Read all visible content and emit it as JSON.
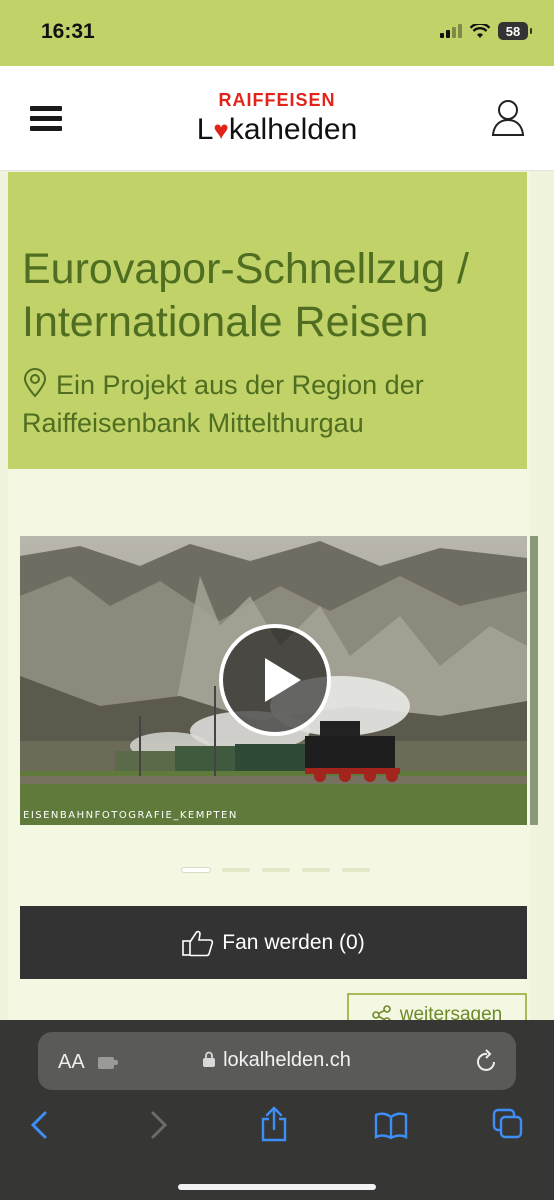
{
  "status_bar": {
    "time": "16:31",
    "battery": "58"
  },
  "header": {
    "brand_top": "RAIFFEISEN",
    "brand_l": "L",
    "brand_rest": "kalhelden"
  },
  "hero": {
    "title": "Eurovapor-Schnellzug / Internationale Reisen",
    "region": "Ein Projekt aus der Region der Raiffeisenbank Mittelthurgau"
  },
  "media": {
    "photo_credit": "EISENBAHNFOTOGRAFIE_KEMPTEN",
    "slide_count": 5,
    "active_slide": 1
  },
  "actions": {
    "fan_label": "Fan werden (0)",
    "share_label": "weitersagen"
  },
  "browser": {
    "aa_label": "AA",
    "url": "lokalhelden.ch"
  },
  "colors": {
    "accent_green": "#c1d268",
    "title_green": "#4f6e21",
    "brand_red": "#e2231a",
    "dark_button": "#333333"
  },
  "icons": [
    "menu-icon",
    "heart-icon",
    "user-icon",
    "map-pin-icon",
    "play-icon",
    "thumbs-up-icon",
    "share-icon",
    "lock-icon",
    "reload-icon",
    "back-icon",
    "forward-icon",
    "share-sheet-icon",
    "bookmarks-icon",
    "tabs-icon"
  ]
}
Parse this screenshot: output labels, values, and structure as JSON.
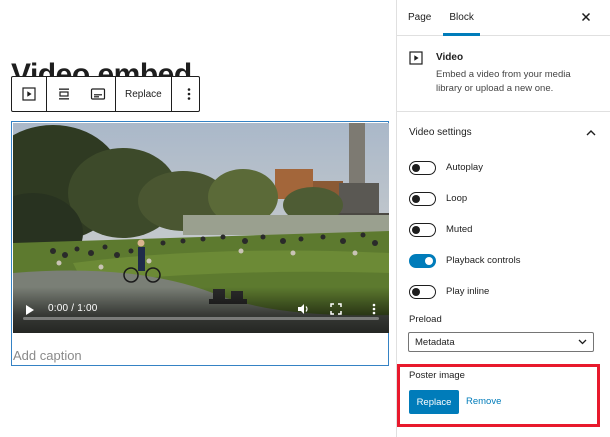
{
  "editor": {
    "post_title": "Video embed",
    "toolbar": {
      "replace_label": "Replace"
    },
    "video": {
      "time_label": "0:00 / 1:00",
      "progress": 0
    },
    "caption_placeholder": "Add caption"
  },
  "sidebar": {
    "tabs": [
      {
        "label": "Page",
        "active": false
      },
      {
        "label": "Block",
        "active": true
      }
    ],
    "block_card": {
      "title": "Video",
      "description": "Embed a video from your media library or upload a new one."
    },
    "video_settings": {
      "title": "Video settings",
      "toggles": [
        {
          "label": "Autoplay",
          "on": false
        },
        {
          "label": "Loop",
          "on": false
        },
        {
          "label": "Muted",
          "on": false
        },
        {
          "label": "Playback controls",
          "on": true
        },
        {
          "label": "Play inline",
          "on": false
        }
      ],
      "preload_label": "Preload",
      "preload_value": "Metadata"
    },
    "poster": {
      "label": "Poster image",
      "replace_label": "Replace",
      "remove_label": "Remove"
    }
  },
  "colors": {
    "accent": "#007cba",
    "highlight": "#e8192c",
    "selection_border": "#3582c4"
  }
}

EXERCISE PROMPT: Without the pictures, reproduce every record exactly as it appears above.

RESULT OF THIS TASK:
Read all visible content and emit it as JSON.
{
  "status_bar": {
    "time": "16:31",
    "battery": "58"
  },
  "header": {
    "brand_top": "RAIFFEISEN",
    "brand_l": "L",
    "brand_rest": "kalhelden"
  },
  "hero": {
    "title": "Eurovapor-Schnellzug / Internationale Reisen",
    "region": "Ein Projekt aus der Region der Raiffeisenbank Mittelthurgau"
  },
  "media": {
    "photo_credit": "EISENBAHNFOTOGRAFIE_KEMPTEN",
    "slide_count": 5,
    "active_slide": 1
  },
  "actions": {
    "fan_label": "Fan werden (0)",
    "share_label": "weitersagen"
  },
  "browser": {
    "aa_label": "AA",
    "url": "lokalhelden.ch"
  },
  "colors": {
    "accent_green": "#c1d268",
    "title_green": "#4f6e21",
    "brand_red": "#e2231a",
    "dark_button": "#333333"
  },
  "icons": [
    "menu-icon",
    "heart-icon",
    "user-icon",
    "map-pin-icon",
    "play-icon",
    "thumbs-up-icon",
    "share-icon",
    "lock-icon",
    "reload-icon",
    "back-icon",
    "forward-icon",
    "share-sheet-icon",
    "bookmarks-icon",
    "tabs-icon"
  ]
}
Parse this screenshot: output labels, values, and structure as JSON.
{
  "editor": {
    "post_title": "Video embed",
    "toolbar": {
      "replace_label": "Replace"
    },
    "video": {
      "time_label": "0:00 / 1:00",
      "progress": 0
    },
    "caption_placeholder": "Add caption"
  },
  "sidebar": {
    "tabs": [
      {
        "label": "Page",
        "active": false
      },
      {
        "label": "Block",
        "active": true
      }
    ],
    "block_card": {
      "title": "Video",
      "description": "Embed a video from your media library or upload a new one."
    },
    "video_settings": {
      "title": "Video settings",
      "toggles": [
        {
          "label": "Autoplay",
          "on": false
        },
        {
          "label": "Loop",
          "on": false
        },
        {
          "label": "Muted",
          "on": false
        },
        {
          "label": "Playback controls",
          "on": true
        },
        {
          "label": "Play inline",
          "on": false
        }
      ],
      "preload_label": "Preload",
      "preload_value": "Metadata"
    },
    "poster": {
      "label": "Poster image",
      "replace_label": "Replace",
      "remove_label": "Remove"
    }
  },
  "colors": {
    "accent": "#007cba",
    "highlight": "#e8192c",
    "selection_border": "#3582c4"
  }
}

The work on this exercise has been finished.